Conquest was best known as an acrobatic pantomimist. He produced no fewer than forty-five pantomimes, and played in as many as twenty-seven. He impersonated animals with much popular approval, and is said to have invented the modern method of 'flying' by means of 'invisible' wires. It was Ins boast that as a pantomimist he had broken every bone in his face and body. In his performance of the title role in 'The Devil on Two Sticks' he employed no fewer than twenty-nine 'traps' one 'vampire' and twenty-eight ordinary.

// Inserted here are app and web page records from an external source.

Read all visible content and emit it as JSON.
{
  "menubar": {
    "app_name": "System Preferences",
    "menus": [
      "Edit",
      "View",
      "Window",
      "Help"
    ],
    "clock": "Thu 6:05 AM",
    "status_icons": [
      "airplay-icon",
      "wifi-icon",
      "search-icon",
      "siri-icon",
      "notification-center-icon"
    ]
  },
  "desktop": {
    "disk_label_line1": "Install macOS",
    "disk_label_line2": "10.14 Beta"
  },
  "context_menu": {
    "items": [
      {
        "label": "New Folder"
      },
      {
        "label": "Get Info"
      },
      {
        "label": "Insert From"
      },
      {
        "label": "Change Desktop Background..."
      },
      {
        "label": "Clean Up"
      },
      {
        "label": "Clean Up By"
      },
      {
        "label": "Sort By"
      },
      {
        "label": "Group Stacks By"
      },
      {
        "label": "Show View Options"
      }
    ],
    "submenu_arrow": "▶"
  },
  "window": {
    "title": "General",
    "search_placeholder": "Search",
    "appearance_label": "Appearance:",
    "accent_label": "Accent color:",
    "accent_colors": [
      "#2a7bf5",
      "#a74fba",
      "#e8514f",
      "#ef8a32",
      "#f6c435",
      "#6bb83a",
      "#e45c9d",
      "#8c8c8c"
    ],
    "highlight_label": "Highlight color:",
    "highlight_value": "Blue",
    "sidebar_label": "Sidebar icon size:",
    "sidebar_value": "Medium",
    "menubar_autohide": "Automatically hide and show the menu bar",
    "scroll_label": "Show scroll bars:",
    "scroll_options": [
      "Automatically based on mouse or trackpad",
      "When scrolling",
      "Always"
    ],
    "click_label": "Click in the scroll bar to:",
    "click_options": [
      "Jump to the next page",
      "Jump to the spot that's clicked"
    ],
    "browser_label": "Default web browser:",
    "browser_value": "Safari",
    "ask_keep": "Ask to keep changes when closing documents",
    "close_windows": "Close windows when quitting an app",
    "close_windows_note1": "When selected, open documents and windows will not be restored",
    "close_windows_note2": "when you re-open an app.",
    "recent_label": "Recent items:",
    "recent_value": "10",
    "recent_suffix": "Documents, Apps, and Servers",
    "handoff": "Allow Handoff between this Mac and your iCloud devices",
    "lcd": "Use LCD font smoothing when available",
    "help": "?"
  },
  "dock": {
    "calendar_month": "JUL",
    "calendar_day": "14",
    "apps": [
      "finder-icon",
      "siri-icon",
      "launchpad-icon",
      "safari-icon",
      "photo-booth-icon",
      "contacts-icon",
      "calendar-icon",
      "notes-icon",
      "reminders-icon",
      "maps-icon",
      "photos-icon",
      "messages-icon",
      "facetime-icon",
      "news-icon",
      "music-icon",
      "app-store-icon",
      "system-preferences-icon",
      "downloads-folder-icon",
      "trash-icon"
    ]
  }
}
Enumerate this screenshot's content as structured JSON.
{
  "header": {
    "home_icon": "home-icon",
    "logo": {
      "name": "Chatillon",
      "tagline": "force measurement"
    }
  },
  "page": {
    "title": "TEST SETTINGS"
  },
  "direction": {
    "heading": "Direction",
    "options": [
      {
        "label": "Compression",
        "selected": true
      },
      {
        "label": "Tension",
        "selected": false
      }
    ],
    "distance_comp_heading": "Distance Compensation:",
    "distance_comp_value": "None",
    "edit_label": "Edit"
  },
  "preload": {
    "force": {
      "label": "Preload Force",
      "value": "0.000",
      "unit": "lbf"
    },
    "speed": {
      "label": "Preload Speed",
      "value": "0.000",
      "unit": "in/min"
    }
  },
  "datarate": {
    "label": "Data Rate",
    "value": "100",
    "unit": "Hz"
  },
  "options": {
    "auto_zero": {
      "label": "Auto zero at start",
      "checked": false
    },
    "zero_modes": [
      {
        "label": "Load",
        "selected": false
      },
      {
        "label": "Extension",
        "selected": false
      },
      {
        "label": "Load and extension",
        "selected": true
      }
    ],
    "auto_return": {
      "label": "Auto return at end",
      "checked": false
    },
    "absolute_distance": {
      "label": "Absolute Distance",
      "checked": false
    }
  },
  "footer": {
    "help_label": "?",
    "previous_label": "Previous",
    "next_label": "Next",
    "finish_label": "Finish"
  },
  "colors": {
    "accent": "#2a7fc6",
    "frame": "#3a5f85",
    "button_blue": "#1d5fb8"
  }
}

Of the hundred and more plays, for the most part original melodramas or adaptations from the French, of which he was author, several were written in collaboration, and of these tho more successful were 'Velvet and Rags' (with Paul Merritt, 1874) ; 'Sentenced to Death' (with Henry Pettitt, 1875) ; 'Queen's Evidence' (with Pettitt, 1876) ; 'The Green Lanes of England' (with Pettitt, 1878) ; 'Mankind' (with Merritt, 1881); 'For Ever' (with Merritt, 1882); 'The Crimes of Paris' (with Merritt, 1883). His last play, 'The Fighting Fifth.' written with Herbert Leonard, was produced at the Surrey Theatre in October 1900. He showed his melodramatic power to good effect in such parts as Daniel Groodge in 'Mankind,' Zacky Pastrana, the Man Monkey in 'For Ever,' Simmonet and Jagon in 'The Strangers of Paris,' Ezra Lazareck in 'The New Babylon,' and Coupeau in 'Drink.' Off the stage he suffered from an impediment in his speech, which disappeared when he was acting. Conquest died at his residence in Brixton on 14 May 1901, and was buried at Norwood cemetery. He left a fortune of over 64,000l. He married in 1857 Elizabeth Ozmond, and his three sons, George, Fred, and Arthur, all successfully adopted their father's calling, both as actors and acrobatic pantomimists. Engraved portraits of Conquest appeared in ' The Theatre,' Sept. 1895, and in 'The Era,' 18 May 1901.
[Personal recollections; Clement Scott, Thirty Years at the Play, 1890; Scott and Howard's Life of E. L. Blanchard, 1891; Daily Telegraph, 15 May 1901; Era, 18 and 25 May 1901.]